Task requirements:
Among the entries below, how many lines hold "Feedback"? Reply with the number only.

- - - -

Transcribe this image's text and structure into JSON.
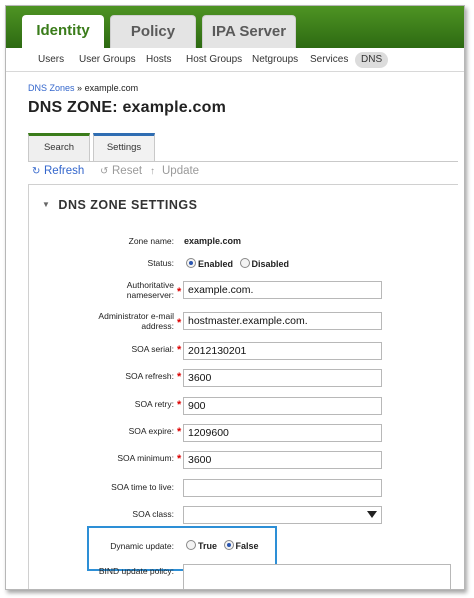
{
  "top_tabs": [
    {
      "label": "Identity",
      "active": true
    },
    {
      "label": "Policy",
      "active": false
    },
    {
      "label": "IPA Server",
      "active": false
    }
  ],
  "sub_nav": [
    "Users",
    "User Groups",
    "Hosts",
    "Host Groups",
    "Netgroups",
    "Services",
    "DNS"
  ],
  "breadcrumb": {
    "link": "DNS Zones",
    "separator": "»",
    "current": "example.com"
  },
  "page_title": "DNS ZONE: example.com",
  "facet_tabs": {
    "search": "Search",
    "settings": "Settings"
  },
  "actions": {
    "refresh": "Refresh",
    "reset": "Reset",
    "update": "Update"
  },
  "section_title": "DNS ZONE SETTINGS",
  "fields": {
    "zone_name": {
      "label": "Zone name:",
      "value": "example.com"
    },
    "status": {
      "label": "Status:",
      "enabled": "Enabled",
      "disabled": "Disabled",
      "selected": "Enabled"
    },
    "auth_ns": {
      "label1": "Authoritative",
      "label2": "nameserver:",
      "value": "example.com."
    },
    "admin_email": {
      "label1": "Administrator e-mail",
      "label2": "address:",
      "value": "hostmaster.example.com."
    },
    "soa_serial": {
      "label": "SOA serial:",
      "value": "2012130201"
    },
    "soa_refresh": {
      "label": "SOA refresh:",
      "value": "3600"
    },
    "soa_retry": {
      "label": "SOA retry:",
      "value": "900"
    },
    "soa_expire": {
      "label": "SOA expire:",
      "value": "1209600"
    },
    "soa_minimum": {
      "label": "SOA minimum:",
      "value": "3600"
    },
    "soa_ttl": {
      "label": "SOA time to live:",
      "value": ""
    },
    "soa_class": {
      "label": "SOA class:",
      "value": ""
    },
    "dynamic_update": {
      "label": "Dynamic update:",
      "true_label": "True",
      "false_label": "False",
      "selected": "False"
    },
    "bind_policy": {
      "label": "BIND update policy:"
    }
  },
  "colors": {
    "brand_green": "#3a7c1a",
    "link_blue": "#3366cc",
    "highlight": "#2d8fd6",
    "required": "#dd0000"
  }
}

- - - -

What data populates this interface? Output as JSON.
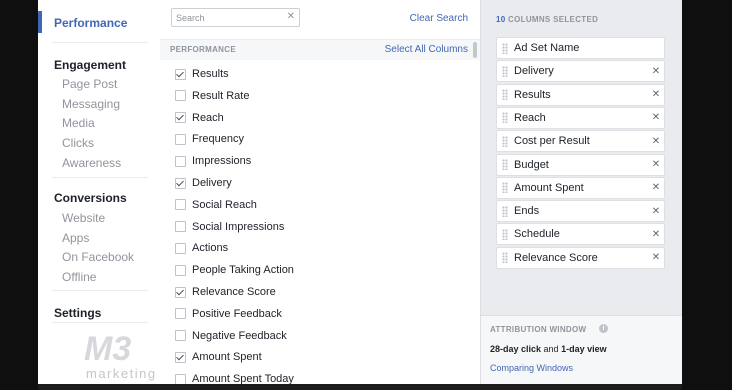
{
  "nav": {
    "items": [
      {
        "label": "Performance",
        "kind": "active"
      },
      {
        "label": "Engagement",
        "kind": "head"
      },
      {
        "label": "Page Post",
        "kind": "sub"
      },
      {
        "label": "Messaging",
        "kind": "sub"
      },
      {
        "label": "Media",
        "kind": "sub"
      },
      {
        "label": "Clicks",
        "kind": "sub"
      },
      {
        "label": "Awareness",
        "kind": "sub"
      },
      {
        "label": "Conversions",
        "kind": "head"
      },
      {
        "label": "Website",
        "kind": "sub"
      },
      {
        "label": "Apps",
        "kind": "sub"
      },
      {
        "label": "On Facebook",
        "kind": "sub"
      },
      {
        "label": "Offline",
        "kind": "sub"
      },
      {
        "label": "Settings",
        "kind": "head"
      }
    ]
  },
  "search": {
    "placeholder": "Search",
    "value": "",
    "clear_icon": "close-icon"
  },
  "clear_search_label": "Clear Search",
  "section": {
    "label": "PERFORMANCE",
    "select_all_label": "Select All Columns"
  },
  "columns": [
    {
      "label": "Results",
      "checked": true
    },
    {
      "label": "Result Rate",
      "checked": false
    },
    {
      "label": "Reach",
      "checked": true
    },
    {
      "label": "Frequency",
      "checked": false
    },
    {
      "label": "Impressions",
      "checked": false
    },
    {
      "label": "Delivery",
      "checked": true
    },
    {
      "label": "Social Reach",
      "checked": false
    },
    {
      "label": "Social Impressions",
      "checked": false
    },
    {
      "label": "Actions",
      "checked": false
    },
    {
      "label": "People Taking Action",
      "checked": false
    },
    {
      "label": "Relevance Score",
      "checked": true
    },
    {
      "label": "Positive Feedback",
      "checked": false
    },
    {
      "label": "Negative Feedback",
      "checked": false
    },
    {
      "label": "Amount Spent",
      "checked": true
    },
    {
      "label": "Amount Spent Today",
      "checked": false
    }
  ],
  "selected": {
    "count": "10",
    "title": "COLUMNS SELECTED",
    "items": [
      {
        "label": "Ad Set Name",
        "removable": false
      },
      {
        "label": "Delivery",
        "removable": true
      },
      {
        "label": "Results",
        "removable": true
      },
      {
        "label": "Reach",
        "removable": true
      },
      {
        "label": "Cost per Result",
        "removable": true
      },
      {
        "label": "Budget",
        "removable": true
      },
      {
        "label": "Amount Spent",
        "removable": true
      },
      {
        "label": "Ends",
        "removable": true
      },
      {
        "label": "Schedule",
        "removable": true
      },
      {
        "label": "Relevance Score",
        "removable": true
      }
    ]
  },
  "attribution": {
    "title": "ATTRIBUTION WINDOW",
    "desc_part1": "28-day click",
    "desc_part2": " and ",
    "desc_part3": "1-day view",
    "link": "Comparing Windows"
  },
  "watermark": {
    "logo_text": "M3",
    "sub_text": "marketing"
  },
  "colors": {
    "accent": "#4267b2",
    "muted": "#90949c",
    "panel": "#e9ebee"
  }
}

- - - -

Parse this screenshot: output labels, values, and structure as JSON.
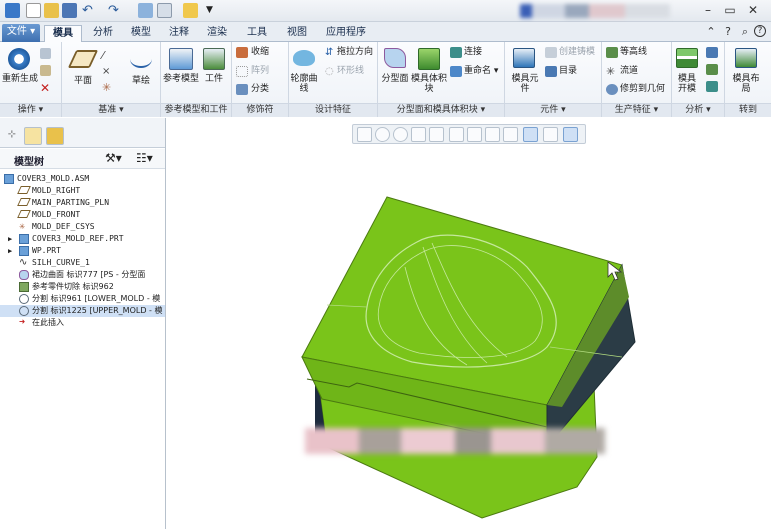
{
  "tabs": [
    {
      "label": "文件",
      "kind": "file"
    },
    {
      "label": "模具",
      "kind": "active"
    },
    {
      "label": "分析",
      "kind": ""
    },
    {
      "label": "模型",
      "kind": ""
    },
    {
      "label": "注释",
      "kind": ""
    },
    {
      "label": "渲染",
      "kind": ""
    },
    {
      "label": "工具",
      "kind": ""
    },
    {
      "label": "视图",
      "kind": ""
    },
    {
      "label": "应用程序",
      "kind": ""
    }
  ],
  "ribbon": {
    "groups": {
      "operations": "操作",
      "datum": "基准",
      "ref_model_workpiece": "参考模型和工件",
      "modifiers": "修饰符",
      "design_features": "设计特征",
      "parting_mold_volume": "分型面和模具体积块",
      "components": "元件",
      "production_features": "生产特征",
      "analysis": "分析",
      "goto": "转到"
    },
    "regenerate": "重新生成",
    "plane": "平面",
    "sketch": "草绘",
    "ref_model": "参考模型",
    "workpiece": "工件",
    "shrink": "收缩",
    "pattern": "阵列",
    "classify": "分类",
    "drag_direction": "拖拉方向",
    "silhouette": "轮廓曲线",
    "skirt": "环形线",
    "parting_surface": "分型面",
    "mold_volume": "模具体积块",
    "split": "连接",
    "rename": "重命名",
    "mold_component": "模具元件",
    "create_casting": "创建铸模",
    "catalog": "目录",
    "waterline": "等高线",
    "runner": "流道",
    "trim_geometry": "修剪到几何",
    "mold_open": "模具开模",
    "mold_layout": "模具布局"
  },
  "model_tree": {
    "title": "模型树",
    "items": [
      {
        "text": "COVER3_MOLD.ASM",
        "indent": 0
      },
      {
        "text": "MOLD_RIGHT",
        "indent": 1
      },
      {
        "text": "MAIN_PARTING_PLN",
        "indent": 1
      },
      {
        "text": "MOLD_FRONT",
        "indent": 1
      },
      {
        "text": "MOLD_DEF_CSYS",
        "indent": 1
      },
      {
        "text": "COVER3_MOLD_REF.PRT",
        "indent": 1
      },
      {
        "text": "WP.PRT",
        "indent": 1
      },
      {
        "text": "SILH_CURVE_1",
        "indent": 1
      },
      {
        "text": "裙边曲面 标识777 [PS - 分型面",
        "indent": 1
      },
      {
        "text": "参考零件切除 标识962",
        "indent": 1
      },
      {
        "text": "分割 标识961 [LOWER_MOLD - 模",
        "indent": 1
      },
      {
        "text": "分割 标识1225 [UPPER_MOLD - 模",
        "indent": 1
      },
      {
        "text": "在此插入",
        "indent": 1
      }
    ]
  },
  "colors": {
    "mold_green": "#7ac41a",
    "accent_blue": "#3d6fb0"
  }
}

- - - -

Task response:
2